WHAT YOU NEED TO DO :: From the first line to the last, print the records exactly.

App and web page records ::
Content starts

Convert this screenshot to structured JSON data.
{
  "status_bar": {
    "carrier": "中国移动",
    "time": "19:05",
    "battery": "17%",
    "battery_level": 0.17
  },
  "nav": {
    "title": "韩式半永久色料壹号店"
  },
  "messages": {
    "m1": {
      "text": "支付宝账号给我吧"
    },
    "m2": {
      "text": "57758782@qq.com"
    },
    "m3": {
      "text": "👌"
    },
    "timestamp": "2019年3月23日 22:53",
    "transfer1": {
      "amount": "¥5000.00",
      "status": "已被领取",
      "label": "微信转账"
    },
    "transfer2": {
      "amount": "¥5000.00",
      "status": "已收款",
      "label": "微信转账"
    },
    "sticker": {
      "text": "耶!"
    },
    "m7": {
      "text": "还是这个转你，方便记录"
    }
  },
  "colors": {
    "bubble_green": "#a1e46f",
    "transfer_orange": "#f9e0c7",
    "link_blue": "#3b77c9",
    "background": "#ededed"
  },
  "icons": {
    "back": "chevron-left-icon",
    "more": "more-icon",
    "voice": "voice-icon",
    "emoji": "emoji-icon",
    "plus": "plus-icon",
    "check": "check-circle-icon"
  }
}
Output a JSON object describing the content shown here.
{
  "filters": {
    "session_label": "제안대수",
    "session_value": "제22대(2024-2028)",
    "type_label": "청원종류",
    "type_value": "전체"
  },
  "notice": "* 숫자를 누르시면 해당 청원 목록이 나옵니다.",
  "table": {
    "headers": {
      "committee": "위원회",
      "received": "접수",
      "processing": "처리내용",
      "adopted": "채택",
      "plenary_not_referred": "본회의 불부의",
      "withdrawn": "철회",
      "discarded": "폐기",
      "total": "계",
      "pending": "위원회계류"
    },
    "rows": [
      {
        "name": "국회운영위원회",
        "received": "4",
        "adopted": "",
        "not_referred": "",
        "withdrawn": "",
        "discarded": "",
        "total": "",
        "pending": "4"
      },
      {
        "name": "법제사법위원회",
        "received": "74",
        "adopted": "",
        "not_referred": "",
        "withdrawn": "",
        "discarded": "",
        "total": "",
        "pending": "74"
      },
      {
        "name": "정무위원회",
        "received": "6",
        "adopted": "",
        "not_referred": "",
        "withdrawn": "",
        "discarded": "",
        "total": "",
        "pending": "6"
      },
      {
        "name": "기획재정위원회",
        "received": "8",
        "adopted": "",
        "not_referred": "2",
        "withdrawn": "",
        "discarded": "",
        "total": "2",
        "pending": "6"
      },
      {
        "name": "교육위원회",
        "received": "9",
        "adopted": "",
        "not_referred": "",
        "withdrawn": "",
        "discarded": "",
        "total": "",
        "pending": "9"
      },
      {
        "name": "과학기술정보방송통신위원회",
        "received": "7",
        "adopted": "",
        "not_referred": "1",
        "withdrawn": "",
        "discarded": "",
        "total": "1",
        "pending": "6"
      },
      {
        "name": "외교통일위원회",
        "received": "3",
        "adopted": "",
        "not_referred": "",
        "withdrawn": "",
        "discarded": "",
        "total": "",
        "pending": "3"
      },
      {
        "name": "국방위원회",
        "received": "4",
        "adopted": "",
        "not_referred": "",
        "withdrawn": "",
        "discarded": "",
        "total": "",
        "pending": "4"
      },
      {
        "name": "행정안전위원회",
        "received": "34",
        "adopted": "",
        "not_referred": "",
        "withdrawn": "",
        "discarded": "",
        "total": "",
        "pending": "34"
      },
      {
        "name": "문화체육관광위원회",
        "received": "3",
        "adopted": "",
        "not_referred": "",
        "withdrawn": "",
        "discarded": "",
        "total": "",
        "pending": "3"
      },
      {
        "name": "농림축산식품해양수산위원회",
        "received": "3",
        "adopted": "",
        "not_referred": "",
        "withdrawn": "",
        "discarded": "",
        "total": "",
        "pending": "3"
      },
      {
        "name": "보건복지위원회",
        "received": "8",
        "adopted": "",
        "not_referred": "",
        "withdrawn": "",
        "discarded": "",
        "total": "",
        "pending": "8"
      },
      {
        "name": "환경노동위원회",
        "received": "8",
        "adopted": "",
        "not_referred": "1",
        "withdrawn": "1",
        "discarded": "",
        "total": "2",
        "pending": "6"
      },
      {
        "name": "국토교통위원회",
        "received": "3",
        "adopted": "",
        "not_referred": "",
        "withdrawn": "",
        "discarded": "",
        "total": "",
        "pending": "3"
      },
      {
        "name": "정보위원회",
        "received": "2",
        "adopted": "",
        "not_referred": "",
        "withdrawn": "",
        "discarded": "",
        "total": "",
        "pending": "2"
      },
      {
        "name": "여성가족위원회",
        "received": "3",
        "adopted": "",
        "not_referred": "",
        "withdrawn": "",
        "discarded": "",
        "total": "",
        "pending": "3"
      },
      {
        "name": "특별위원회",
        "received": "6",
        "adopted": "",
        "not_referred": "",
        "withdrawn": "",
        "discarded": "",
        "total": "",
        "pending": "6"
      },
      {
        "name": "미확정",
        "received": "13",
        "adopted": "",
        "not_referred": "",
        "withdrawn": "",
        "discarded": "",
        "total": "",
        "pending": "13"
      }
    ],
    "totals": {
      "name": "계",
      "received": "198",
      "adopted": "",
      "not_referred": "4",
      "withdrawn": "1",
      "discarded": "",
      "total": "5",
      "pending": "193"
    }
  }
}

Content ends

EXERCISE SOLUTION ::
Convert this screenshot to structured JSON data.
{
  "status_bar": {
    "carrier": "中国移动",
    "time": "19:05",
    "battery": "17%",
    "battery_level": 0.17
  },
  "nav": {
    "title": "韩式半永久色料壹号店"
  },
  "messages": {
    "m1": {
      "text": "支付宝账号给我吧"
    },
    "m2": {
      "text": "57758782@qq.com"
    },
    "m3": {
      "text": "👌"
    },
    "timestamp": "2019年3月23日 22:53",
    "transfer1": {
      "amount": "¥5000.00",
      "status": "已被领取",
      "label": "微信转账"
    },
    "transfer2": {
      "amount": "¥5000.00",
      "status": "已收款",
      "label": "微信转账"
    },
    "sticker": {
      "text": "耶!"
    },
    "m7": {
      "text": "还是这个转你，方便记录"
    }
  },
  "colors": {
    "bubble_green": "#a1e46f",
    "transfer_orange": "#f9e0c7",
    "link_blue": "#3b77c9",
    "background": "#ededed"
  },
  "icons": {
    "back": "chevron-left-icon",
    "more": "more-icon",
    "voice": "voice-icon",
    "emoji": "emoji-icon",
    "plus": "plus-icon",
    "check": "check-circle-icon"
  }
}
Output a JSON object describing the content shown here.
{
  "filters": {
    "session_label": "제안대수",
    "session_value": "제22대(2024-2028)",
    "type_label": "청원종류",
    "type_value": "전체"
  },
  "notice": "* 숫자를 누르시면 해당 청원 목록이 나옵니다.",
  "table": {
    "headers": {
      "committee": "위원회",
      "received": "접수",
      "processing": "처리내용",
      "adopted": "채택",
      "plenary_not_referred": "본회의 불부의",
      "withdrawn": "철회",
      "discarded": "폐기",
      "total": "계",
      "pending": "위원회계류"
    },
    "rows": [
      {
        "name": "국회운영위원회",
        "received": "4",
        "adopted": "",
        "not_referred": "",
        "withdrawn": "",
        "discarded": "",
        "total": "",
        "pending": "4"
      },
      {
        "name": "법제사법위원회",
        "received": "74",
        "adopted": "",
        "not_referred": "",
        "withdrawn": "",
        "discarded": "",
        "total": "",
        "pending": "74"
      },
      {
        "name": "정무위원회",
        "received": "6",
        "adopted": "",
        "not_referred": "",
        "withdrawn": "",
        "discarded": "",
        "total": "",
        "pending": "6"
      },
      {
        "name": "기획재정위원회",
        "received": "8",
        "adopted": "",
        "not_referred": "2",
        "withdrawn": "",
        "discarded": "",
        "total": "2",
        "pending": "6"
      },
      {
        "name": "교육위원회",
        "received": "9",
        "adopted": "",
        "not_referred": "",
        "withdrawn": "",
        "discarded": "",
        "total": "",
        "pending": "9"
      },
      {
        "name": "과학기술정보방송통신위원회",
        "received": "7",
        "adopted": "",
        "not_referred": "1",
        "withdrawn": "",
        "discarded": "",
        "total": "1",
        "pending": "6"
      },
      {
        "name": "외교통일위원회",
        "received": "3",
        "adopted": "",
        "not_referred": "",
        "withdrawn": "",
        "discarded": "",
        "total": "",
        "pending": "3"
      },
      {
        "name": "국방위원회",
        "received": "4",
        "adopted": "",
        "not_referred": "",
        "withdrawn": "",
        "discarded": "",
        "total": "",
        "pending": "4"
      },
      {
        "name": "행정안전위원회",
        "received": "34",
        "adopted": "",
        "not_referred": "",
        "withdrawn": "",
        "discarded": "",
        "total": "",
        "pending": "34"
      },
      {
        "name": "문화체육관광위원회",
        "received": "3",
        "adopted": "",
        "not_referred": "",
        "withdrawn": "",
        "discarded": "",
        "total": "",
        "pending": "3"
      },
      {
        "name": "농림축산식품해양수산위원회",
        "received": "3",
        "adopted": "",
        "not_referred": "",
        "withdrawn": "",
        "discarded": "",
        "total": "",
        "pending": "3"
      },
      {
        "name": "보건복지위원회",
        "received": "8",
        "adopted": "",
        "not_referred": "",
        "withdrawn": "",
        "discarded": "",
        "total": "",
        "pending": "8"
      },
      {
        "name": "환경노동위원회",
        "received": "8",
        "adopted": "",
        "not_referred": "1",
        "withdrawn": "1",
        "discarded": "",
        "total": "2",
        "pending": "6"
      },
      {
        "name": "국토교통위원회",
        "received": "3",
        "adopted": "",
        "not_referred": "",
        "withdrawn": "",
        "discarded": "",
        "total": "",
        "pending": "3"
      },
      {
        "name": "정보위원회",
        "received": "2",
        "adopted": "",
        "not_referred": "",
        "withdrawn": "",
        "discarded": "",
        "total": "",
        "pending": "2"
      },
      {
        "name": "여성가족위원회",
        "received": "3",
        "adopted": "",
        "not_referred": "",
        "withdrawn": "",
        "discarded": "",
        "total": "",
        "pending": "3"
      },
      {
        "name": "특별위원회",
        "received": "6",
        "adopted": "",
        "not_referred": "",
        "withdrawn": "",
        "discarded": "",
        "total": "",
        "pending": "6"
      },
      {
        "name": "미확정",
        "received": "13",
        "adopted": "",
        "not_referred": "",
        "withdrawn": "",
        "discarded": "",
        "total": "",
        "pending": "13"
      }
    ],
    "totals": {
      "name": "계",
      "received": "198",
      "adopted": "",
      "not_referred": "4",
      "withdrawn": "1",
      "discarded": "",
      "total": "5",
      "pending": "193"
    }
  }
}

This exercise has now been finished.